(TASK) Report every line in the listing that contains the string "mail".
——————————
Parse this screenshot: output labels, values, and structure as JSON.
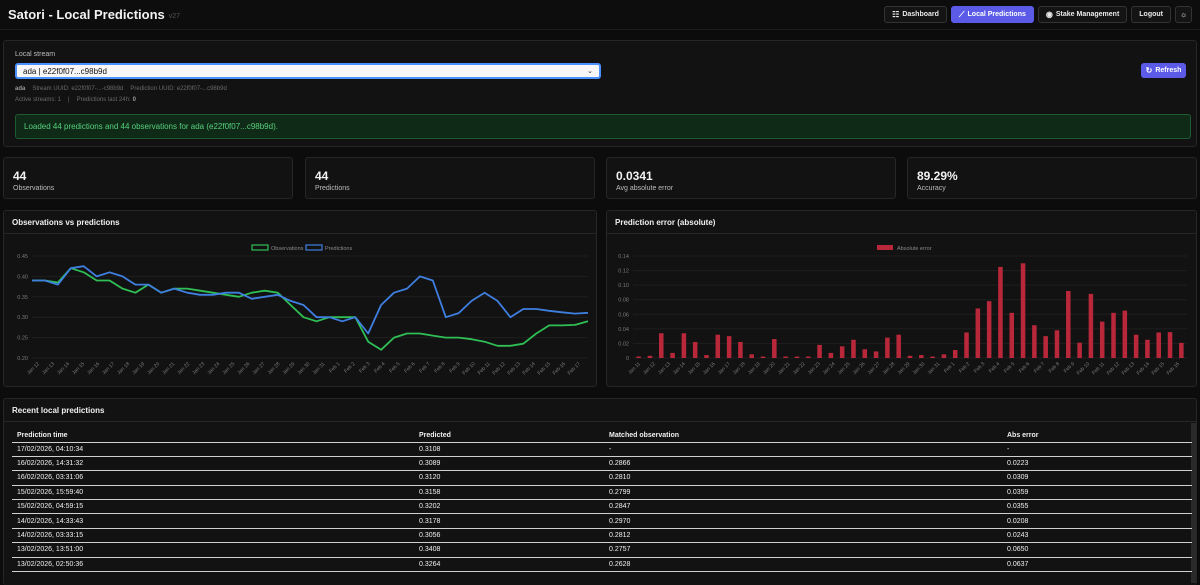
{
  "header": {
    "title": "Satori - Local Predictions",
    "version": "v27",
    "nav": [
      {
        "label": "Dashboard",
        "icon": "dashboard-icon",
        "active": false
      },
      {
        "label": "Local Predictions",
        "icon": "trend-icon",
        "active": true
      },
      {
        "label": "Stake Management",
        "icon": "stake-icon",
        "active": false
      },
      {
        "label": "Logout",
        "icon": "",
        "active": false
      }
    ],
    "theme_toggle_icon": "sun-icon"
  },
  "stream": {
    "label": "Local stream",
    "selected": "ada | e22f0f07...c98b9d",
    "refresh_label": "Refresh",
    "meta_name": "ada",
    "stream_uuid": "Stream UUID: e22f0f07-...-c98b9d",
    "prediction_uuid": "Prediction UUID: e22f0f07-...c98b9d",
    "active_streams": "Active streams: 1",
    "predictions_24h_label": "Predictions last 24h:",
    "predictions_24h": "0",
    "alert": "Loaded 44 predictions and 44 observations for ada (e22f0f07...c98b9d)."
  },
  "stats": [
    {
      "value": "44",
      "label": "Observations"
    },
    {
      "value": "44",
      "label": "Predictions"
    },
    {
      "value": "0.0341",
      "label": "Avg absolute error"
    },
    {
      "value": "89.29%",
      "label": "Accuracy"
    }
  ],
  "colors": {
    "observations": "#2fbf55",
    "predictions": "#3f7fe0",
    "abs_error": "#b8283a",
    "accent": "#5b5be8"
  },
  "chart_data": [
    {
      "type": "line",
      "title": "Observations vs predictions",
      "ylim": [
        0.2,
        0.45
      ],
      "yticks": [
        "0.45",
        "0.40",
        "0.35",
        "0.30",
        "0.25",
        "0.20"
      ],
      "categories": [
        "Jan 12",
        "Jan 13",
        "Jan 14",
        "Jan 15",
        "Jan 16",
        "Jan 17",
        "Jan 18",
        "Jan 19",
        "Jan 20",
        "Jan 21",
        "Jan 22",
        "Jan 23",
        "Jan 24",
        "Jan 25",
        "Jan 26",
        "Jan 27",
        "Jan 28",
        "Jan 29",
        "Jan 30",
        "Jan 31",
        "Feb 1",
        "Feb 2",
        "Feb 3",
        "Feb 4",
        "Feb 5",
        "Feb 6",
        "Feb 7",
        "Feb 8",
        "Feb 9",
        "Feb 10",
        "Feb 11",
        "Feb 12",
        "Feb 13",
        "Feb 14",
        "Feb 15",
        "Feb 16",
        "Feb 17"
      ],
      "legend": "top",
      "series": [
        {
          "name": "Observations",
          "values": [
            0.39,
            0.39,
            0.385,
            0.42,
            0.41,
            0.39,
            0.39,
            0.37,
            0.36,
            0.38,
            0.36,
            0.37,
            0.37,
            0.365,
            0.36,
            0.355,
            0.35,
            0.36,
            0.365,
            0.36,
            0.33,
            0.3,
            0.29,
            0.3,
            0.3,
            0.3,
            0.24,
            0.22,
            0.25,
            0.26,
            0.26,
            0.255,
            0.25,
            0.25,
            0.246,
            0.24,
            0.23,
            0.23,
            0.235,
            0.26,
            0.28,
            0.2799,
            0.2812,
            0.29
          ]
        },
        {
          "name": "Predictions",
          "values": [
            0.39,
            0.39,
            0.38,
            0.42,
            0.425,
            0.4,
            0.41,
            0.4,
            0.38,
            0.38,
            0.36,
            0.37,
            0.36,
            0.355,
            0.355,
            0.36,
            0.36,
            0.345,
            0.35,
            0.355,
            0.34,
            0.33,
            0.3,
            0.3,
            0.29,
            0.3,
            0.26,
            0.33,
            0.36,
            0.37,
            0.4,
            0.39,
            0.3,
            0.31,
            0.34,
            0.36,
            0.34,
            0.3,
            0.32,
            0.3202,
            0.3158,
            0.312,
            0.3089,
            0.3108
          ]
        }
      ]
    },
    {
      "type": "bar",
      "title": "Prediction error (absolute)",
      "ylim": [
        0,
        0.14
      ],
      "yticks": [
        "0.14",
        "0.12",
        "0.10",
        "0.08",
        "0.06",
        "0.04",
        "0.02",
        "0"
      ],
      "categories": [
        "Jan 11",
        "Jan 12",
        "Jan 13",
        "Jan 14",
        "Jan 15",
        "Jan 16",
        "Jan 17",
        "Jan 18",
        "Jan 19",
        "Jan 20",
        "Jan 21",
        "Jan 22",
        "Jan 23",
        "Jan 24",
        "Jan 25",
        "Jan 26",
        "Jan 27",
        "Jan 28",
        "Jan 29",
        "Jan 30",
        "Jan 31",
        "Feb 1",
        "Feb 2",
        "Feb 3",
        "Feb 4",
        "Feb 5",
        "Feb 6",
        "Feb 7",
        "Feb 8",
        "Feb 9",
        "Feb 10",
        "Feb 11",
        "Feb 12",
        "Feb 13",
        "Feb 14",
        "Feb 15",
        "Feb 16"
      ],
      "legend": "top",
      "series": [
        {
          "name": "Absolute error",
          "values": [
            0.002,
            0.003,
            0.034,
            0.007,
            0.034,
            0.022,
            0.004,
            0.032,
            0.03,
            0.022,
            0.005,
            0.002,
            0.026,
            0.002,
            0.002,
            0.002,
            0.018,
            0.007,
            0.016,
            0.025,
            0.012,
            0.009,
            0.028,
            0.032,
            0.003,
            0.004,
            0.002,
            0.005,
            0.011,
            0.035,
            0.068,
            0.078,
            0.125,
            0.062,
            0.13,
            0.045,
            0.03,
            0.038,
            0.092,
            0.021,
            0.088,
            0.05,
            0.062,
            0.065,
            0.032,
            0.025,
            0.035,
            0.0355,
            0.0208
          ]
        }
      ]
    }
  ],
  "table": {
    "title": "Recent local predictions",
    "columns": [
      "Prediction time",
      "Predicted",
      "Matched observation",
      "Abs error"
    ],
    "rows": [
      [
        "17/02/2026, 04:10:34",
        "0.3108",
        "-",
        "-"
      ],
      [
        "16/02/2026, 14:31:32",
        "0.3089",
        "0.2866",
        "0.0223"
      ],
      [
        "16/02/2026, 03:31:06",
        "0.3120",
        "0.2810",
        "0.0309"
      ],
      [
        "15/02/2026, 15:59:40",
        "0.3158",
        "0.2799",
        "0.0359"
      ],
      [
        "15/02/2026, 04:59:15",
        "0.3202",
        "0.2847",
        "0.0355"
      ],
      [
        "14/02/2026, 14:33:43",
        "0.3178",
        "0.2970",
        "0.0208"
      ],
      [
        "14/02/2026, 03:33:15",
        "0.3056",
        "0.2812",
        "0.0243"
      ],
      [
        "13/02/2026, 13:51:00",
        "0.3408",
        "0.2757",
        "0.0650"
      ],
      [
        "13/02/2026, 02:50:36",
        "0.3264",
        "0.2628",
        "0.0637"
      ]
    ]
  }
}
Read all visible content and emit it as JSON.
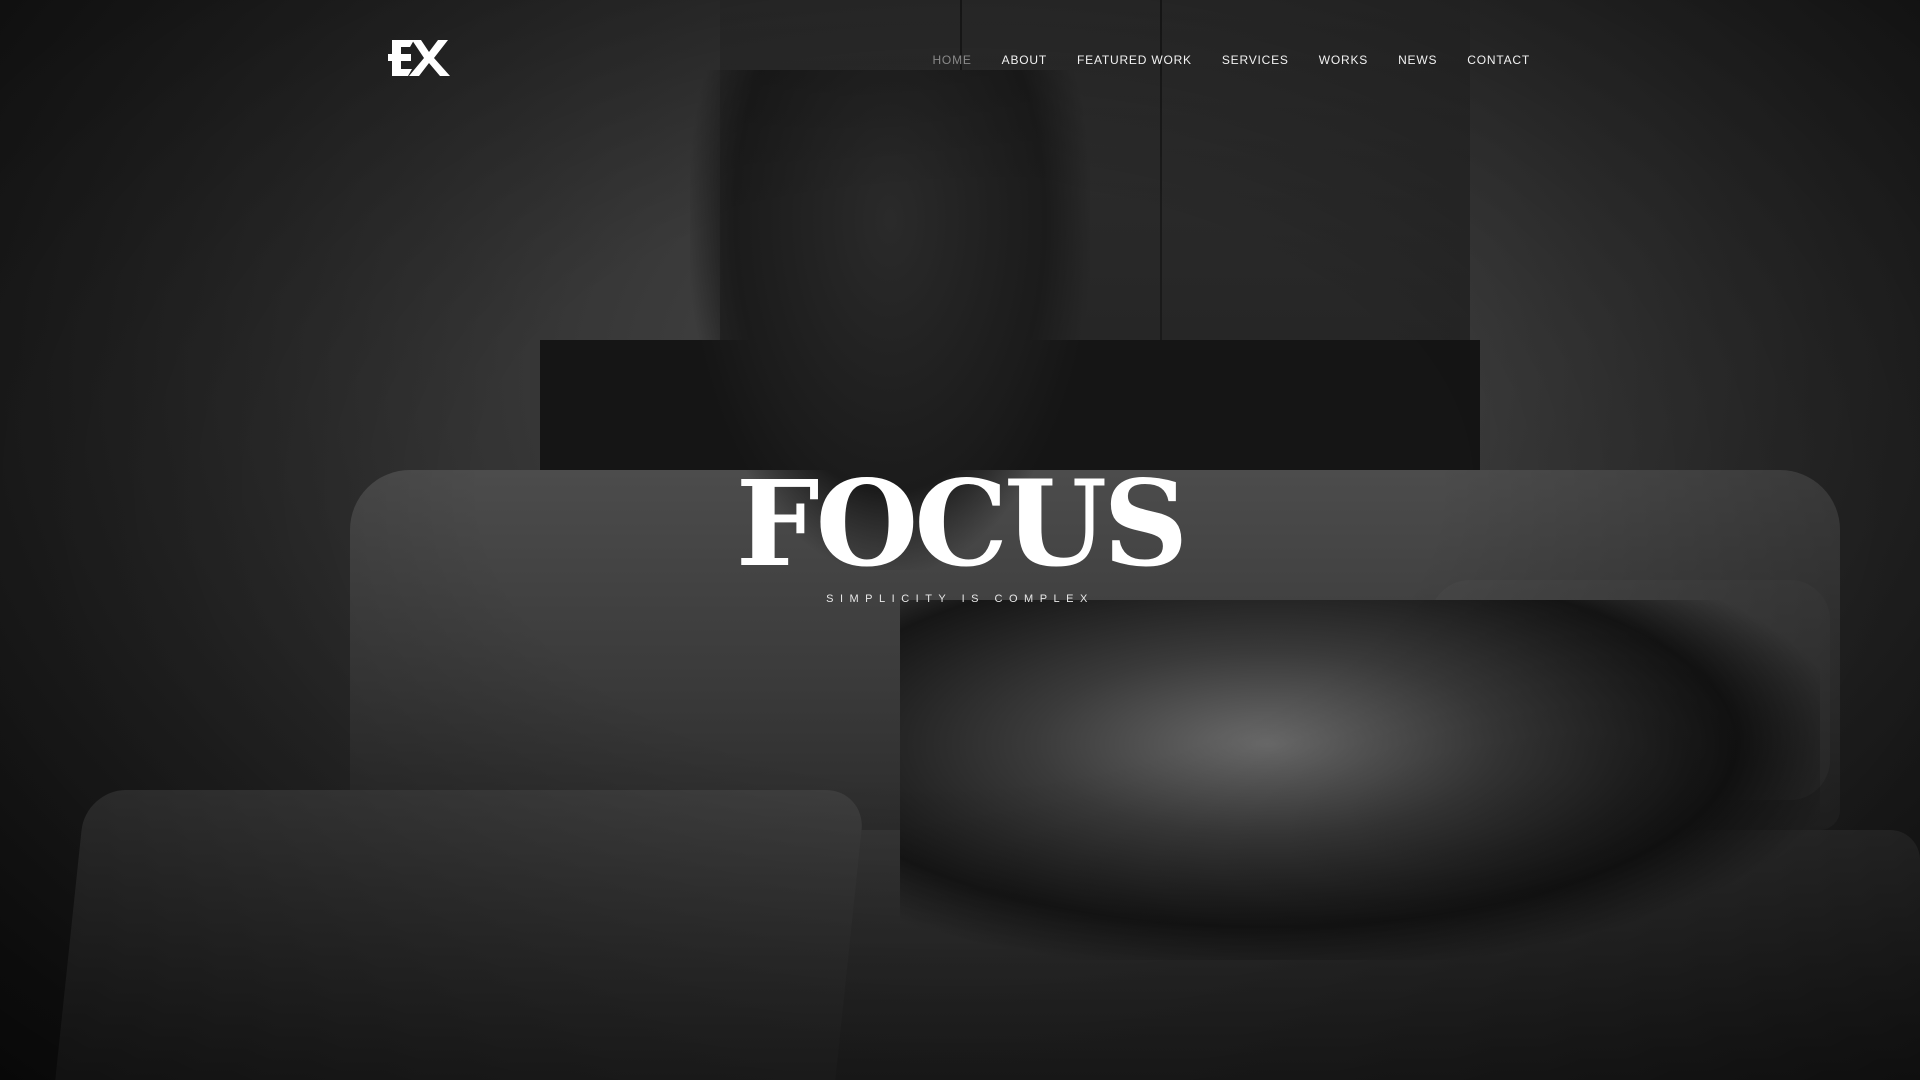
{
  "header": {
    "logo": {
      "text": "EX",
      "color": "#ffffff"
    },
    "nav": [
      {
        "label": "HOME",
        "active": true
      },
      {
        "label": "ABOUT",
        "active": false
      },
      {
        "label": "FEATURED WORK",
        "active": false
      },
      {
        "label": "SERVICES",
        "active": false
      },
      {
        "label": "WORKS",
        "active": false
      },
      {
        "label": "NEWS",
        "active": false
      },
      {
        "label": "CONTACT",
        "active": false
      }
    ]
  },
  "hero": {
    "title": "FOCUS",
    "subtitle": "SIMPLICITY IS COMPLEX"
  },
  "colors": {
    "text": "#ffffff",
    "nav_active": "#8a8a8a",
    "background": "#1a1a1a"
  }
}
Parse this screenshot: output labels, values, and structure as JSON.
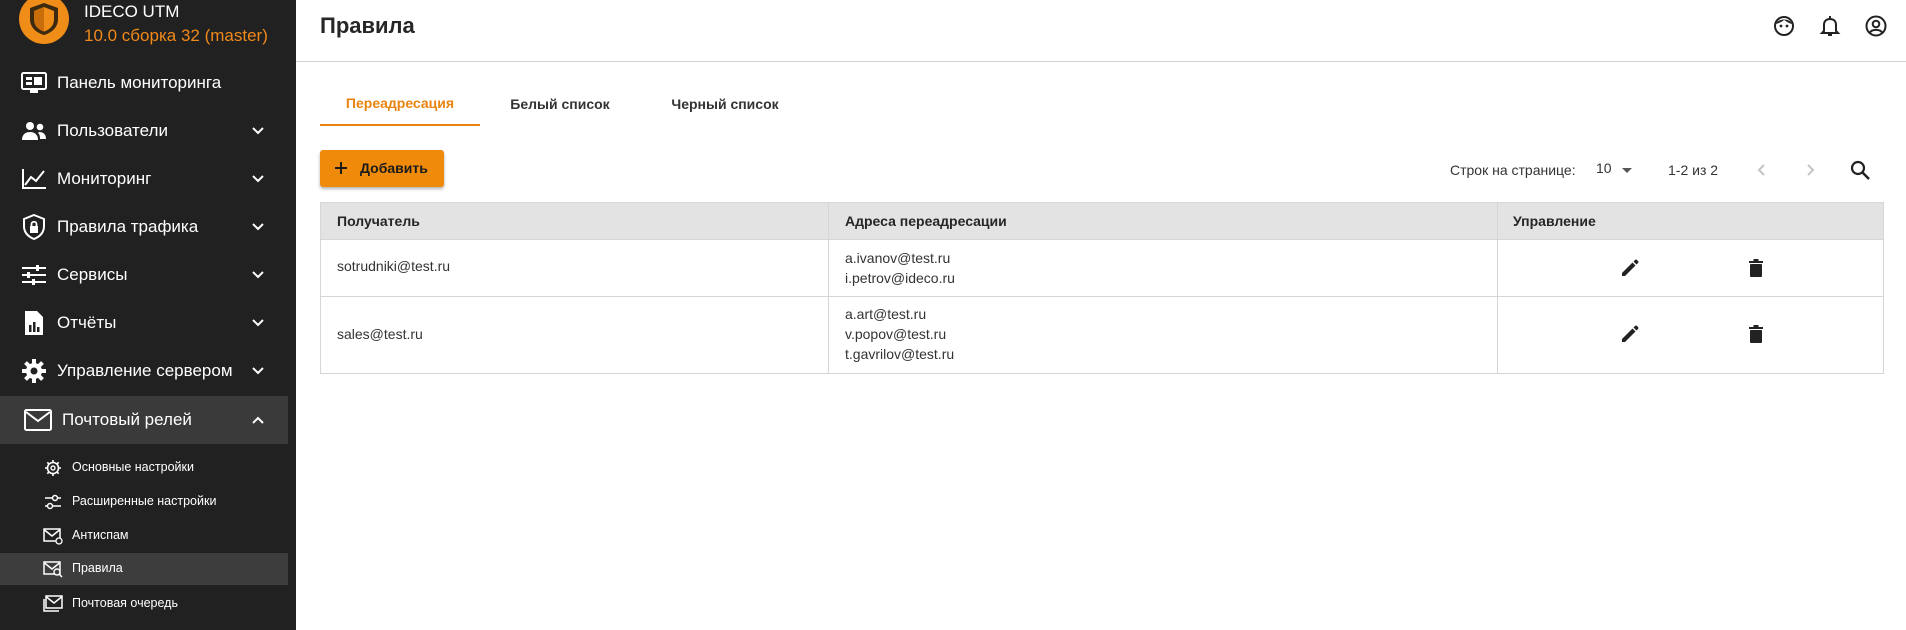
{
  "brand": {
    "name": "IDECO UTM",
    "version": "10.0 сборка 32 (master)"
  },
  "sidebar": {
    "items": [
      {
        "label": "Панель мониторинга",
        "icon": "monitor-dashboard-icon"
      },
      {
        "label": "Пользователи",
        "icon": "users-icon"
      },
      {
        "label": "Мониторинг",
        "icon": "chart-line-icon"
      },
      {
        "label": "Правила трафика",
        "icon": "shield-lock-icon"
      },
      {
        "label": "Сервисы",
        "icon": "sliders-icon"
      },
      {
        "label": "Отчёты",
        "icon": "report-icon"
      },
      {
        "label": "Управление сервером",
        "icon": "gear-icon"
      },
      {
        "label": "Почтовый релей",
        "icon": "mail-icon"
      }
    ],
    "subitems": [
      {
        "label": "Основные настройки",
        "icon": "gear-icon"
      },
      {
        "label": "Расширенные настройки",
        "icon": "sliders-icon"
      },
      {
        "label": "Антиспам",
        "icon": "mail-block-icon"
      },
      {
        "label": "Правила",
        "icon": "mail-search-icon"
      },
      {
        "label": "Почтовая очередь",
        "icon": "mail-queue-icon"
      }
    ]
  },
  "header": {
    "title": "Правила"
  },
  "tabs": [
    {
      "label": "Переадресация",
      "active": true
    },
    {
      "label": "Белый список",
      "active": false
    },
    {
      "label": "Черный список",
      "active": false
    }
  ],
  "toolbar": {
    "add_label": "Добавить",
    "rows_per_page_label": "Строк на странице:",
    "rows_per_page_value": "10",
    "range": "1-2 из 2"
  },
  "table": {
    "columns": [
      "Получатель",
      "Адреса переадресации",
      "Управление"
    ],
    "rows": [
      {
        "recipient": "sotrudniki@test.ru",
        "addresses": [
          "a.ivanov@test.ru",
          "i.petrov@ideco.ru"
        ]
      },
      {
        "recipient": "sales@test.ru",
        "addresses": [
          "a.art@test.ru",
          "v.popov@test.ru",
          "t.gavrilov@test.ru"
        ]
      }
    ]
  },
  "colors": {
    "accent": "#f08a0b",
    "sidebar_bg": "#212121",
    "version_text": "#f0891a"
  }
}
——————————
(EXERCISE RESPONSE)
        "icon": "mail-icon"
        "icon": "mail-block-icon"
        "icon": "mail-search-icon"
        "icon": "mail-queue-icon"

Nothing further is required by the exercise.